## [Data for this task]
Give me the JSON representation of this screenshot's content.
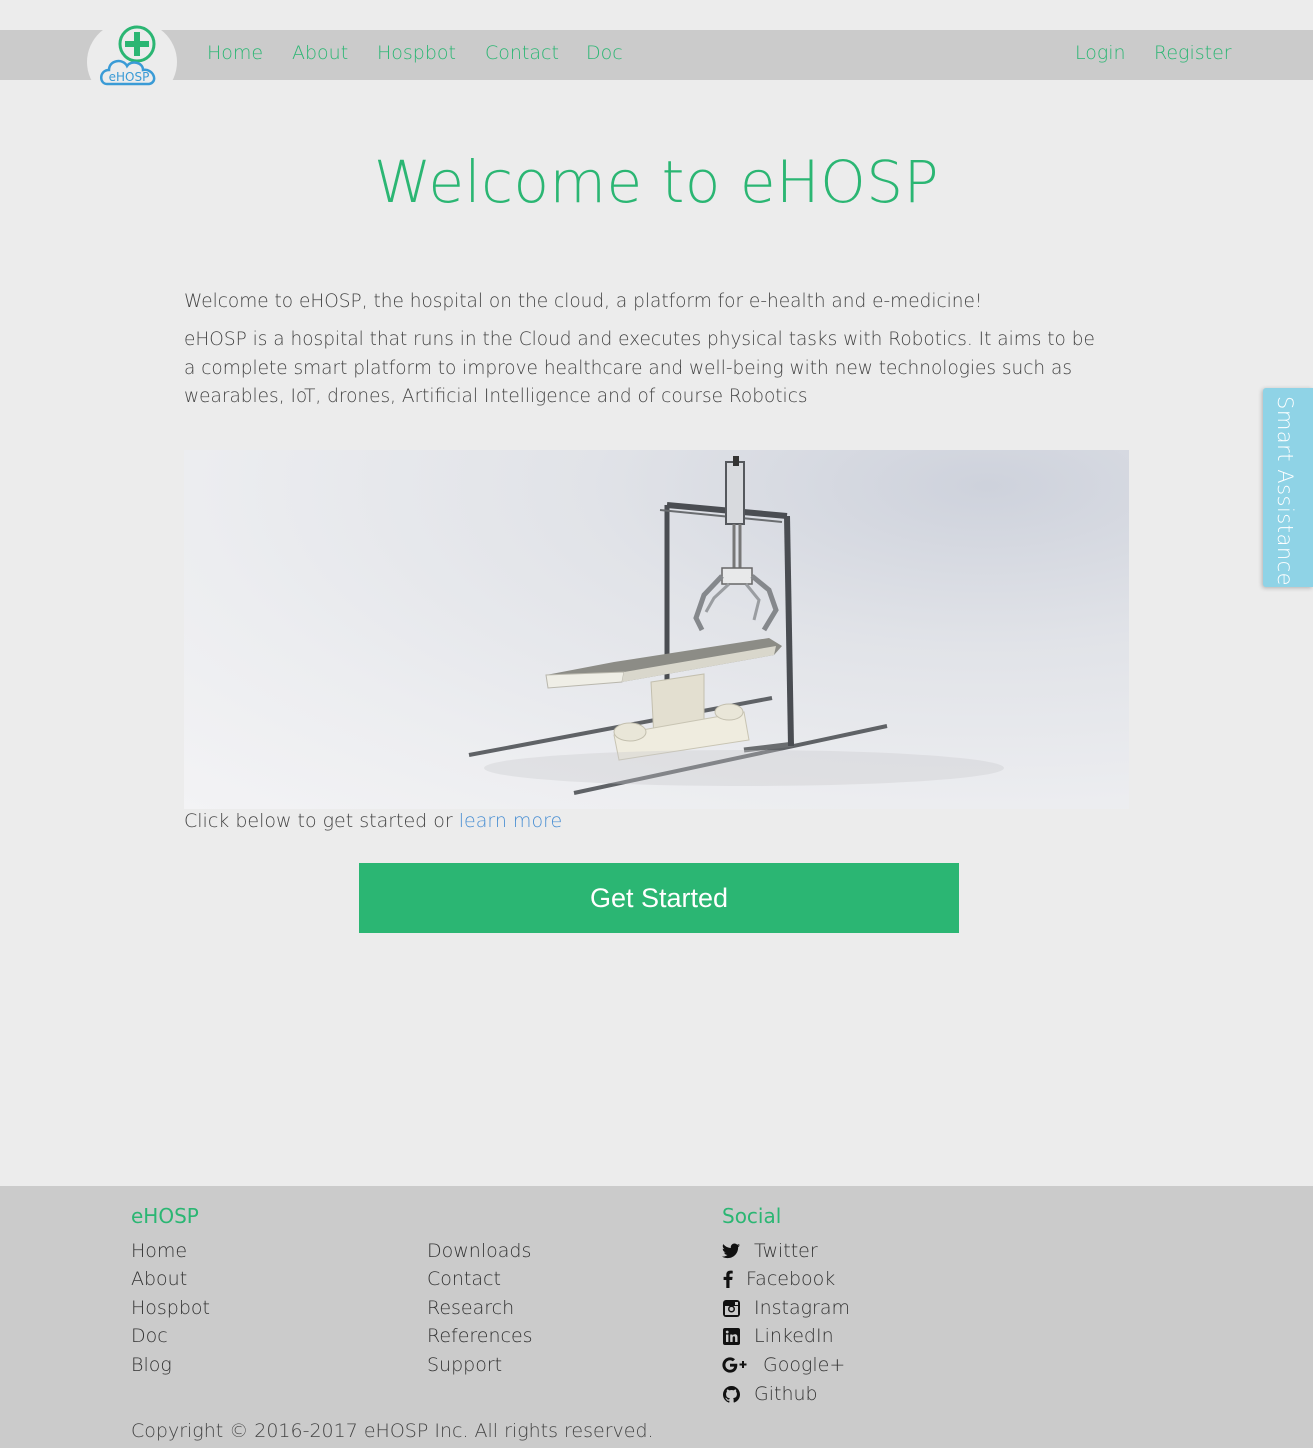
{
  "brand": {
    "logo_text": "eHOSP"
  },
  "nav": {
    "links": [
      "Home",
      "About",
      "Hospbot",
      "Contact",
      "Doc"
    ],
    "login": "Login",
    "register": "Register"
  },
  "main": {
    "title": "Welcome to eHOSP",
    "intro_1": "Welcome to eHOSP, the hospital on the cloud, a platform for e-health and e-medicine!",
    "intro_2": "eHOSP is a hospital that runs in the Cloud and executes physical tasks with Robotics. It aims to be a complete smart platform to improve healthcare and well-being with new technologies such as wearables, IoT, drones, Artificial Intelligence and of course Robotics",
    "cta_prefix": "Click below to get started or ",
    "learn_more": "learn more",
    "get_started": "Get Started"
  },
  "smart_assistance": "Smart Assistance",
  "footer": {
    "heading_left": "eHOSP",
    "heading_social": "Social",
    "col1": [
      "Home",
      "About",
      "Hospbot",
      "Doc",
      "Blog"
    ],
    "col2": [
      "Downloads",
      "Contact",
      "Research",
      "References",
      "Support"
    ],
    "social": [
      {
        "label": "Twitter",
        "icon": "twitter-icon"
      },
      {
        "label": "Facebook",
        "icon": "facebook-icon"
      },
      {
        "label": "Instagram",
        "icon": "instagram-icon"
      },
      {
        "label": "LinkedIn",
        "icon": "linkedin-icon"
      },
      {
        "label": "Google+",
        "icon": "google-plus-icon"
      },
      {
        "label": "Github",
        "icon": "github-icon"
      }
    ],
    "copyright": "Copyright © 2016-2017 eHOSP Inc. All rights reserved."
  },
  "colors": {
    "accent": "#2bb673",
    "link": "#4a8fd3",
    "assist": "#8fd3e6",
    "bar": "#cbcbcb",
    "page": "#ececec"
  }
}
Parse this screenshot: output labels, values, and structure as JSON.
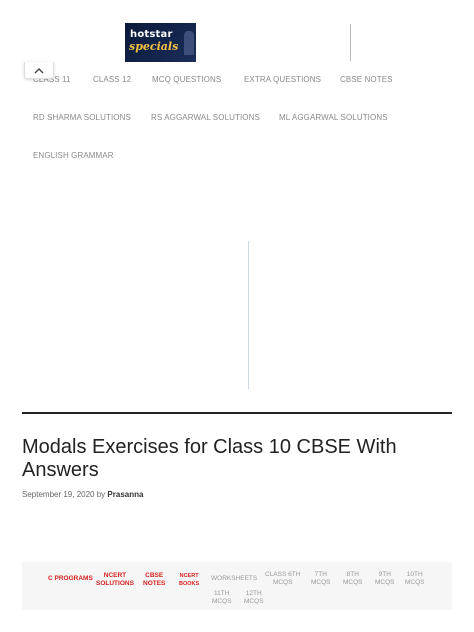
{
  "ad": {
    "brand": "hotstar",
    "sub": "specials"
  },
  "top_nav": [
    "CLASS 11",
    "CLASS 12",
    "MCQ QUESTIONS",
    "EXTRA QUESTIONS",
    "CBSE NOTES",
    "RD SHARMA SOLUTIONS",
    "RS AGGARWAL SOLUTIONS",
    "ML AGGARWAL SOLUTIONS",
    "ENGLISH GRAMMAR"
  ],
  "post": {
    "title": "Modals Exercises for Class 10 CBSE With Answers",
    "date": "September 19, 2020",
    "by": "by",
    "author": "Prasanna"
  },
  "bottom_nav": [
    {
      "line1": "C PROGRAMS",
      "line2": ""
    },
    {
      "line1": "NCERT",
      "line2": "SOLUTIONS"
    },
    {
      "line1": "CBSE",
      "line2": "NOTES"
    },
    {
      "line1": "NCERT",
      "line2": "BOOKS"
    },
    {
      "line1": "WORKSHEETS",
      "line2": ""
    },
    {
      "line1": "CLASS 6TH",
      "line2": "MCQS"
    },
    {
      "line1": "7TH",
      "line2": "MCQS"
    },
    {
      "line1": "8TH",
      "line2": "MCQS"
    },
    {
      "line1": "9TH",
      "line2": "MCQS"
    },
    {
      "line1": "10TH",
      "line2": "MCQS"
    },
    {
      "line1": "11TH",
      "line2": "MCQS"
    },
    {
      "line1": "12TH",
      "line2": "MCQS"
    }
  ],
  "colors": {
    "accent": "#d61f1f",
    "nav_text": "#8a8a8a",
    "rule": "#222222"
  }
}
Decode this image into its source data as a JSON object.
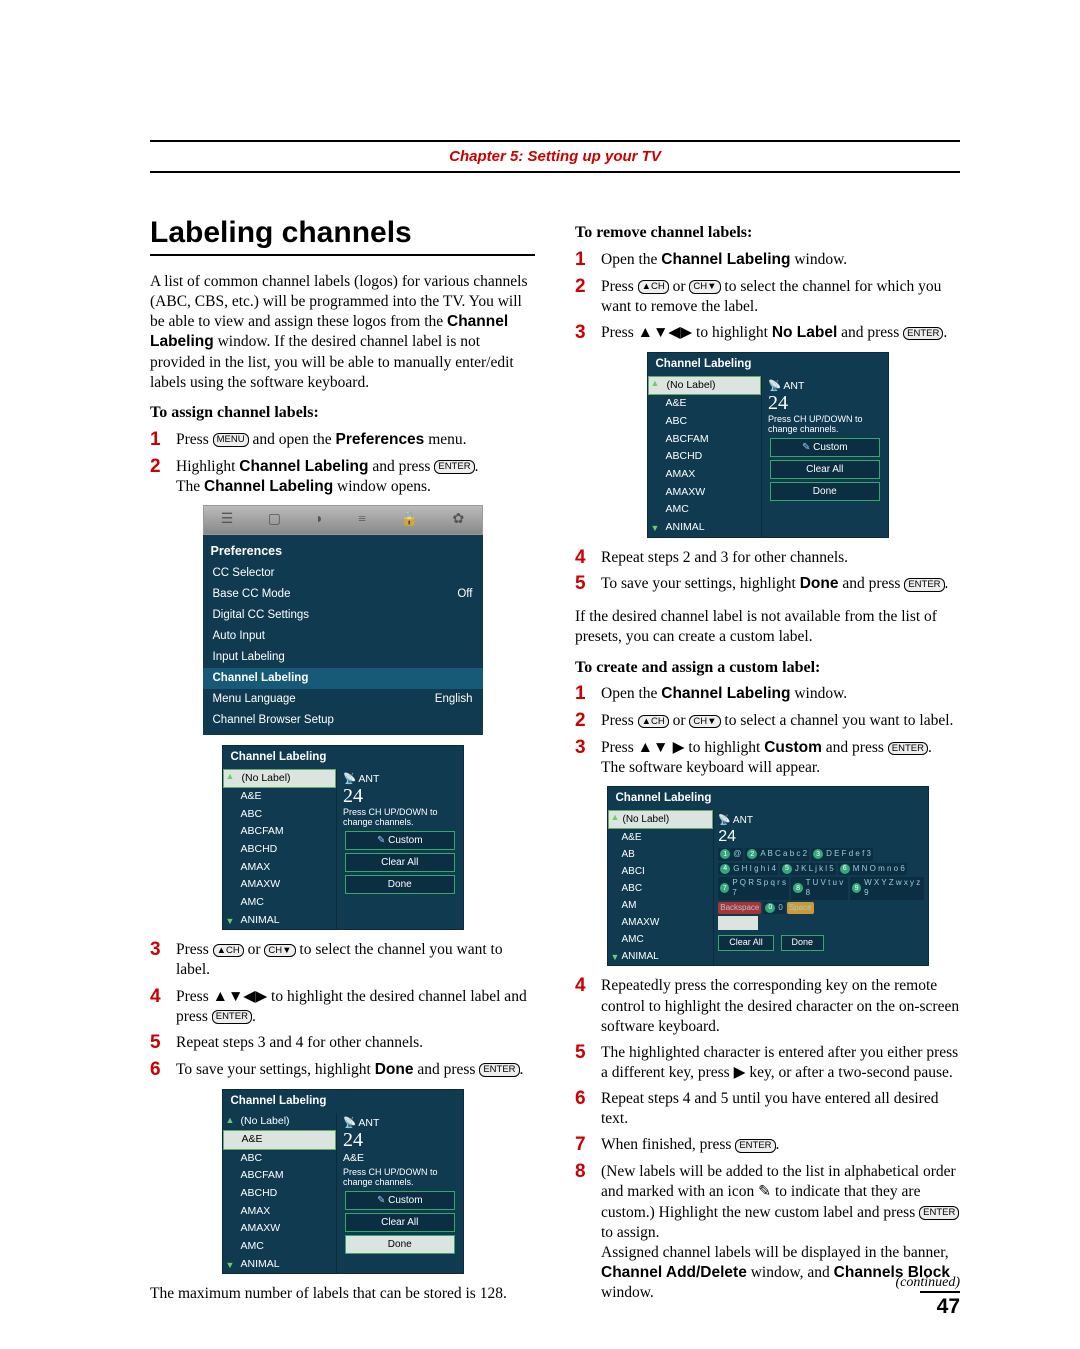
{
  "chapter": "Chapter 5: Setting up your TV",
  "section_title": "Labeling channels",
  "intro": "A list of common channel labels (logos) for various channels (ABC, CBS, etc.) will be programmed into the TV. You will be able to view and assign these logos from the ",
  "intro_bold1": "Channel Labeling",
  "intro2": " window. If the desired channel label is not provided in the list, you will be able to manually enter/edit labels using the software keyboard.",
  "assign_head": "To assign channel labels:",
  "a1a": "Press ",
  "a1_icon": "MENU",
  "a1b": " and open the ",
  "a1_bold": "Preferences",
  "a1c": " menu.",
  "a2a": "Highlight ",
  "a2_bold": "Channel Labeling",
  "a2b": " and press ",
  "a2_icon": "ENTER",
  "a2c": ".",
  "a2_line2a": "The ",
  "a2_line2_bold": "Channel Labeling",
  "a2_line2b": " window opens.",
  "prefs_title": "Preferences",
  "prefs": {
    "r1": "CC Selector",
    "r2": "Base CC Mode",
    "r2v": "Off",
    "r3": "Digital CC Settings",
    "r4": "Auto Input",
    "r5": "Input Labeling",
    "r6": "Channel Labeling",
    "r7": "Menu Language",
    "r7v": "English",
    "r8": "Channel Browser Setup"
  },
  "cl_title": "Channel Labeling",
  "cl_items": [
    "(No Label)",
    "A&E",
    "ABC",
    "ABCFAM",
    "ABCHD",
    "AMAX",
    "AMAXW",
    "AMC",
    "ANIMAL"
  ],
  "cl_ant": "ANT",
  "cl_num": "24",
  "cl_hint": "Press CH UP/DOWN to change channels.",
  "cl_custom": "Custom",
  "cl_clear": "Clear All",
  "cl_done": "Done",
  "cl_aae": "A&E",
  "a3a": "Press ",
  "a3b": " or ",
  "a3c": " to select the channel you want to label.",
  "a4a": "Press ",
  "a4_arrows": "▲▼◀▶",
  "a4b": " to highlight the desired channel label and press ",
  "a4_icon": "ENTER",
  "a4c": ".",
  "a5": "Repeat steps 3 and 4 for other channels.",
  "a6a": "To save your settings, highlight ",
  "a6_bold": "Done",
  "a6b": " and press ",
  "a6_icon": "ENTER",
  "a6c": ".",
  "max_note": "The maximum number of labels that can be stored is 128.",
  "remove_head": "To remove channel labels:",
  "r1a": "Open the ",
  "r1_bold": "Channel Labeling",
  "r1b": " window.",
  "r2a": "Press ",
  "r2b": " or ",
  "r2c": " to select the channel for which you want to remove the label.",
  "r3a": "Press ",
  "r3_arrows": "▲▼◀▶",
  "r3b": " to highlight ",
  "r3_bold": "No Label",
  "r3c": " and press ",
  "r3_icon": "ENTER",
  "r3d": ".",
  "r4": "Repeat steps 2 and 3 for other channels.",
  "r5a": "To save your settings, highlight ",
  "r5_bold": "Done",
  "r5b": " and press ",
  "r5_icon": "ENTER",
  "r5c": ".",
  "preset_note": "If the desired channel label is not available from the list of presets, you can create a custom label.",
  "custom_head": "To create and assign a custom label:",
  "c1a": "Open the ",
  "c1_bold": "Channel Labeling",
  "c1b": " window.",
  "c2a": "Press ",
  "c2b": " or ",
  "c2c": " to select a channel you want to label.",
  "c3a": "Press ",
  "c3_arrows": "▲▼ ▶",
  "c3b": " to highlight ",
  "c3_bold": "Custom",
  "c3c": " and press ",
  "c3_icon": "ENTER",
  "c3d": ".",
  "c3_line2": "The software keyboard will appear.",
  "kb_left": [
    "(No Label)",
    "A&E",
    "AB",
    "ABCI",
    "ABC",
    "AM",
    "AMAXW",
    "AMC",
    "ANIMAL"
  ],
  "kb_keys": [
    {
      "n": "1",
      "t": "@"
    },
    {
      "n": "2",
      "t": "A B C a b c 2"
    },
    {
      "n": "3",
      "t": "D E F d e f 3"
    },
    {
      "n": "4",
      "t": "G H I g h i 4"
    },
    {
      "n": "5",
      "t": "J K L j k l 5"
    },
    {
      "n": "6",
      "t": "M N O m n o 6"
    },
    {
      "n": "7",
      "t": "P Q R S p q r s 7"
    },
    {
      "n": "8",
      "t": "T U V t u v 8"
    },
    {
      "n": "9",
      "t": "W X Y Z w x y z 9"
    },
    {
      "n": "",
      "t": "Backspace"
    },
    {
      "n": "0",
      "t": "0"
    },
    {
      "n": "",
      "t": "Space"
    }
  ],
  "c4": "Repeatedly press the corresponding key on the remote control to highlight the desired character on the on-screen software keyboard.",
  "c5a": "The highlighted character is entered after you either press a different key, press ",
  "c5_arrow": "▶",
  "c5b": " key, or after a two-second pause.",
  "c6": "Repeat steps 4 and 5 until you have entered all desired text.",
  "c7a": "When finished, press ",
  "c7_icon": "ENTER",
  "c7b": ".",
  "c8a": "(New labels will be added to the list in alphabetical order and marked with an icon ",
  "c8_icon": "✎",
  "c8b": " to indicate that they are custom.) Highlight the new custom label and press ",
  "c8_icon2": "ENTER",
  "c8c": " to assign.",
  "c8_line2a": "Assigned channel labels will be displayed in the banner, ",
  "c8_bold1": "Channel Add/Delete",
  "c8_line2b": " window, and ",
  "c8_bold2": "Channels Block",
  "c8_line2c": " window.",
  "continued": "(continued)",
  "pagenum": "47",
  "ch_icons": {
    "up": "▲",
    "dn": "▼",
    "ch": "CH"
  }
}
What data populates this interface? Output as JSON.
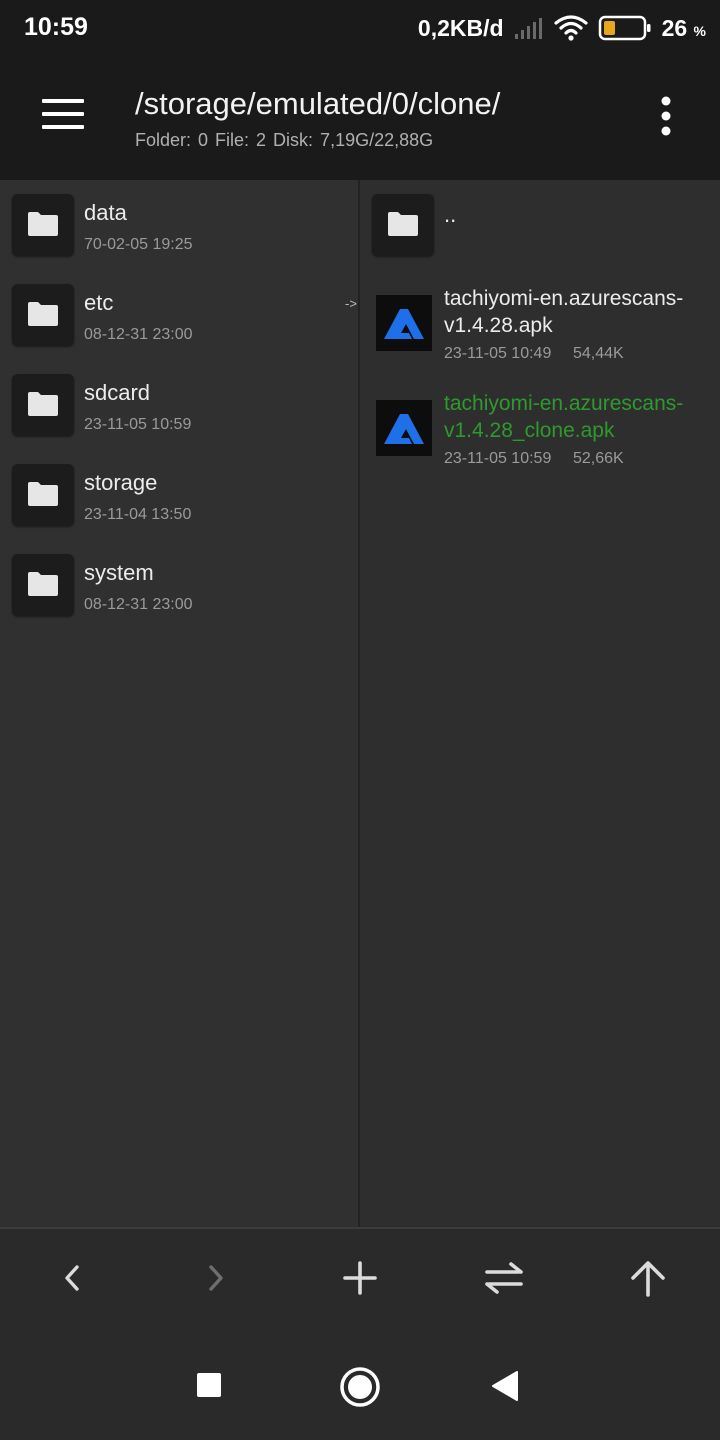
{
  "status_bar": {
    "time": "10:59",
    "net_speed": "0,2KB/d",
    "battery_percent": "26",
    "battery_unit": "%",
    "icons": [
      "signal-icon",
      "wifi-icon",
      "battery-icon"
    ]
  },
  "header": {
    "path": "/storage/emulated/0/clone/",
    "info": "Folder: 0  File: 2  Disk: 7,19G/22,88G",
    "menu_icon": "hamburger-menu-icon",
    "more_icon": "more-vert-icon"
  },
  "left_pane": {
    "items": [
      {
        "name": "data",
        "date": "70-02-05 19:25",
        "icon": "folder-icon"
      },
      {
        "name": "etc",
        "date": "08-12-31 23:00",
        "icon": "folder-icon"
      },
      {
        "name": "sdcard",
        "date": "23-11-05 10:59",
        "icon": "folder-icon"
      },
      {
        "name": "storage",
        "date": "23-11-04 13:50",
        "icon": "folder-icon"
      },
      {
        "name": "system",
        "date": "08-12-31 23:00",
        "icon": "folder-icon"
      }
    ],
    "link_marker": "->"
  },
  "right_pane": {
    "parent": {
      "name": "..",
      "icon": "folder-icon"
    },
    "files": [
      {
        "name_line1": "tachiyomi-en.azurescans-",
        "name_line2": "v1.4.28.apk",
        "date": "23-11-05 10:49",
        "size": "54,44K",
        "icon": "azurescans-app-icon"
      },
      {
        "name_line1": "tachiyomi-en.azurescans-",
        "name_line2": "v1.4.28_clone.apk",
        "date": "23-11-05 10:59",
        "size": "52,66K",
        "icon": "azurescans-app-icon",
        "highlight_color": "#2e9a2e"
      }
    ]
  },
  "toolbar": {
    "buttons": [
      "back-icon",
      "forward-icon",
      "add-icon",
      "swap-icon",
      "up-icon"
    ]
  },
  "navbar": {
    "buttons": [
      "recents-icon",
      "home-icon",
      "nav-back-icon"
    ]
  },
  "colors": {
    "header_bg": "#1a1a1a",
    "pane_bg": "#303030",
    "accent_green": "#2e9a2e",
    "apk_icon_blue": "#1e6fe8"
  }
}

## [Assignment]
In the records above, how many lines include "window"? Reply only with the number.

## [Task output]
6